The navigation system isn’t the easiest to operate, and the Bluetooth connectivity proved fiddly, but both perform decently when asked to route to an address, find a contact or play a song. Still, we’d save $1500 and just buy the standard GL, which still scores Bluetooth connectivity but without the touchscreen and nav.
Quality cloth trim cloaks front and rear seats that are among the most broad, comfortable and supportive in the class. Especially worthy of note is the rear bench. In addition to good legroom and plenty of toe room under the front seats there are nifty touches unexpected at this price point, such as a curry hook, rear door pockets, and rear map lights.
Road noise is as similarly subdued as engine noise, making the Swift one of the quietest cars in its class, its only weakness being coarse-chip roads that throw up plenty of roar from the wheelarches.
It’s especially noticeable if the 60:40 split rear backrest is folded to utilise all 533 litres of available boot space, up from the class-average 210L capacity available in the rear compartment when the rear seats are utilised.
The suspension convincingly balances occupant comfort and driver enjoyment.
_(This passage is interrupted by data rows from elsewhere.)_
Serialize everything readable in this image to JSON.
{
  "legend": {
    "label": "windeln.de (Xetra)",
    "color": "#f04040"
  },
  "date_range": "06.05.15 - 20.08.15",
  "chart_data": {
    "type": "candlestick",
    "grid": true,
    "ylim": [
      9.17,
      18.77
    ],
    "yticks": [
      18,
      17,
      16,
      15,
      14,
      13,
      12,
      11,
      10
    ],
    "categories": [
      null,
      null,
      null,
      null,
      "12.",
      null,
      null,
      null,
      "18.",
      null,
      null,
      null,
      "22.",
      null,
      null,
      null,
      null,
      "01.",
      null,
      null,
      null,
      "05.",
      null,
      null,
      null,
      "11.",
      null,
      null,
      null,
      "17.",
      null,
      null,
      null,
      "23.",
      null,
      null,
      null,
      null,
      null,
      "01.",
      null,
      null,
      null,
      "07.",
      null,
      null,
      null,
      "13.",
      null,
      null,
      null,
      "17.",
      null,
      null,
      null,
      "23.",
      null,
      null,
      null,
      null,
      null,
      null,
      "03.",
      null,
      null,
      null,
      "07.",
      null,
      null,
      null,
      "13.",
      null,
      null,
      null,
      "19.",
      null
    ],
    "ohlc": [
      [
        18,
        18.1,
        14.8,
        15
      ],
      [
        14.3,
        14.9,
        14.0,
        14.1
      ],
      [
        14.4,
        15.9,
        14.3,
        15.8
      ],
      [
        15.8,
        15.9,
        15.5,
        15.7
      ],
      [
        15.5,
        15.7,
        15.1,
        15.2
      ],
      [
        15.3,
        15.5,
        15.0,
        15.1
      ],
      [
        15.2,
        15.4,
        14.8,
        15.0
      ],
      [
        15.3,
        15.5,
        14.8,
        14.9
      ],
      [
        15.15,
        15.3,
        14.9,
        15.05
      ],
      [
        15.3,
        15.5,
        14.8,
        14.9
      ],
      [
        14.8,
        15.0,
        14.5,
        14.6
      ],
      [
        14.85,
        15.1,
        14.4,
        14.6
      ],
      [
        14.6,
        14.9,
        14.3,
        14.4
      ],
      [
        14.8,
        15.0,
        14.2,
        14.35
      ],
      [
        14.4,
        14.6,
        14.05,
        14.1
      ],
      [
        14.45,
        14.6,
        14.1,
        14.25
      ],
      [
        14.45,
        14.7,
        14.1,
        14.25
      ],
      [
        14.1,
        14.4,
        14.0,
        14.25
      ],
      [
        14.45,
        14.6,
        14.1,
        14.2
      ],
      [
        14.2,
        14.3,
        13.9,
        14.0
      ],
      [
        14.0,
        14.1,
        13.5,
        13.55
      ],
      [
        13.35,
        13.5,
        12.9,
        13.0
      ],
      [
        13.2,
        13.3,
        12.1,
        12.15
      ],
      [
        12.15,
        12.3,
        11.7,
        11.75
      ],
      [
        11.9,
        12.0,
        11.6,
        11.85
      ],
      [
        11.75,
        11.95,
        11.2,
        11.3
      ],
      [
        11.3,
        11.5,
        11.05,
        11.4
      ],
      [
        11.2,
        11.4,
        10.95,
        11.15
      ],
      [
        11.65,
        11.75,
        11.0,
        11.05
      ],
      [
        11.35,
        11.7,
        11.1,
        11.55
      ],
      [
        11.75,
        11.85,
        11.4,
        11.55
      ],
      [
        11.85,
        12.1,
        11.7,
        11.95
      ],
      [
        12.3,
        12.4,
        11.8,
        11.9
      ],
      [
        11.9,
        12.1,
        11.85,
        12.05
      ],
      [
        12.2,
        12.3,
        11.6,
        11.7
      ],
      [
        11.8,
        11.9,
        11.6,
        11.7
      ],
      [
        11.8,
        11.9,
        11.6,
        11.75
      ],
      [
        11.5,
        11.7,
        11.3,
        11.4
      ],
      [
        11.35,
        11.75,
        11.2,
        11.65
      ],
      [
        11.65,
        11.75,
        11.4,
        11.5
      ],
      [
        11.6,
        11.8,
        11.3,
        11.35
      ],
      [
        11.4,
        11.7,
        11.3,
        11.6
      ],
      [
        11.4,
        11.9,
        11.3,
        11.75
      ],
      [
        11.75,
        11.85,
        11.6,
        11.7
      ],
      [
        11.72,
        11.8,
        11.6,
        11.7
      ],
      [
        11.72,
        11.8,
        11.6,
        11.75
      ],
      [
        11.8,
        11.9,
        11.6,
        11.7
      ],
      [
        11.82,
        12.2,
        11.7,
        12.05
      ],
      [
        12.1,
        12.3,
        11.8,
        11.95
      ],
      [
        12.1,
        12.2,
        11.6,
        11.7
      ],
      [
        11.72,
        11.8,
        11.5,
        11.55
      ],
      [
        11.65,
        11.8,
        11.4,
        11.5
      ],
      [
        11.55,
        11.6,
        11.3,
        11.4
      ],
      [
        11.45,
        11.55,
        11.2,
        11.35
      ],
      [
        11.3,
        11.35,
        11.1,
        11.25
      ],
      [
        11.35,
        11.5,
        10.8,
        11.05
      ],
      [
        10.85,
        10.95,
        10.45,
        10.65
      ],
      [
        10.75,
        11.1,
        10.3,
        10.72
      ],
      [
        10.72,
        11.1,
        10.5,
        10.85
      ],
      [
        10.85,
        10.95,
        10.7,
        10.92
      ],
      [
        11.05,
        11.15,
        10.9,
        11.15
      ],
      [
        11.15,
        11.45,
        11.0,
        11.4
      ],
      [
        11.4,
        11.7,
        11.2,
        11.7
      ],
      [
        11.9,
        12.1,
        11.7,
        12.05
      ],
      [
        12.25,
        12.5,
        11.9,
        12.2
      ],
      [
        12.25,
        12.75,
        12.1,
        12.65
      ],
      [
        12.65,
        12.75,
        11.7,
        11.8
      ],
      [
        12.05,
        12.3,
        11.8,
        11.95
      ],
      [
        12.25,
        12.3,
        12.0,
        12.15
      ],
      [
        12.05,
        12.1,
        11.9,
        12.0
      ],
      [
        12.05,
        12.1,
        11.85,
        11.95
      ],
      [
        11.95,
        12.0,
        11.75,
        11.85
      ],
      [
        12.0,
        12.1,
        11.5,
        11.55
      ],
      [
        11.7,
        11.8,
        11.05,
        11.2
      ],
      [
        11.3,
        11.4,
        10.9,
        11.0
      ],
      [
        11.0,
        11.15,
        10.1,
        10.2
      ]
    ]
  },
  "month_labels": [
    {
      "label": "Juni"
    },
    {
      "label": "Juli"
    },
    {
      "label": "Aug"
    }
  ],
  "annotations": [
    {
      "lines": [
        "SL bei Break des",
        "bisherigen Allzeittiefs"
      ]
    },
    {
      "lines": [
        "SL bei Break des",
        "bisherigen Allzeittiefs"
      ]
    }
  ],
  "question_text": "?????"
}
The Suzuki can feel a little soft at times, such as when striking a speed hump around town, and it rolls more in corners than the sharper Mazda 2 or Fiesta, for example. But there’s fun to be had once accustomed to the roll, because (as with the previous-generation Swift) the chassis is well balanced. The steering, although a little on the slow and vacant side, is well judged for weight and smoothness.
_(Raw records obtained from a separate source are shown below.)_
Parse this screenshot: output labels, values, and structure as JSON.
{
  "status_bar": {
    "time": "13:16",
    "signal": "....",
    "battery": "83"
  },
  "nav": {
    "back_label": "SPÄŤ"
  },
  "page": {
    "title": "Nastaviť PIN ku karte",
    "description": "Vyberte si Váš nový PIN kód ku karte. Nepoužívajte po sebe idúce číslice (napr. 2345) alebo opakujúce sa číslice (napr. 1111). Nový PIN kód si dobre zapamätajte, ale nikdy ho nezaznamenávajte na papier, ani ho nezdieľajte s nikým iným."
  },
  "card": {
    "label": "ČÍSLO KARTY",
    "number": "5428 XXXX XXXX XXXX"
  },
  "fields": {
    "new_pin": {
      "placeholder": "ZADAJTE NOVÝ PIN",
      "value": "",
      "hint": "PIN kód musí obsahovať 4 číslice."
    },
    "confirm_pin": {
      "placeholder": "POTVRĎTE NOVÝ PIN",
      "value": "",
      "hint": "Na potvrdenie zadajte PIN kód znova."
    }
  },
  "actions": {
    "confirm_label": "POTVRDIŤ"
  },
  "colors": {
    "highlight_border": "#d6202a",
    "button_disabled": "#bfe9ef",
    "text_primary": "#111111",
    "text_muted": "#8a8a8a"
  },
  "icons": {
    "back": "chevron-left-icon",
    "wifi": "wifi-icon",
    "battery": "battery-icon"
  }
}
All models also come standard with electronic stability control, so if you happen to come off the throttle in the middle of a corner you’ve entered too quickly, it will step in to rein in a rear end that loves to get taily – great for keen drivers, less so in a city car context. If things do go wrong, the Swift provides seven-airbag protection, including dual front, side, curtain and driver’s knee ‘bags, contributing to a five-star ANCAP safety rating.
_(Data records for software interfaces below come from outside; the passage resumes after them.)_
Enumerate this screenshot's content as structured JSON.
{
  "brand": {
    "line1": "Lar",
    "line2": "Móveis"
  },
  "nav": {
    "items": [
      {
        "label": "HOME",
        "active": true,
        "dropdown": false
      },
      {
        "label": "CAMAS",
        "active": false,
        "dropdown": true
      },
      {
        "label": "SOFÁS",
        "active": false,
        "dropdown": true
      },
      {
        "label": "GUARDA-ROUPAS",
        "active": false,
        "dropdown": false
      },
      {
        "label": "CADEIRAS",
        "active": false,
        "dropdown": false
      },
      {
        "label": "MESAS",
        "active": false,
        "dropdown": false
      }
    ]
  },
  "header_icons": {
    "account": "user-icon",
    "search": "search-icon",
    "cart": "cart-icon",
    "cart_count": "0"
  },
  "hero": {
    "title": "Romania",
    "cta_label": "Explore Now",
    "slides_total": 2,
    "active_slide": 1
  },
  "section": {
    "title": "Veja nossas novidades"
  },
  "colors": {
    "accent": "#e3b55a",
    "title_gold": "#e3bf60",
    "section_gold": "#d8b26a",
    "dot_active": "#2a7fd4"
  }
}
Although one of the cheapest cars in the city car class, the Suzuki doesn’t offer the cheapest servicing. It requires check-ups every six months or 10,000km, and to three years or 60,000km costs $1284. A Mazda 2 costs a bit more ($1833) but the Toyota Yaris and Ford Fiesta ask less - $780, and $1140 (over 60,000km) or $765 (if three years comes up first) respectively.
If you can’t stretch to a Polo or Clio, the Suzuki Swift GL and GL Navigator specification are quality options in the cheaper end of the small car class, particularly if you value interior ambience and equipment for the money. We’d strongly recommending choosing the manual, however, because the small engine/four-speed auto combination fail to show this car in its best light.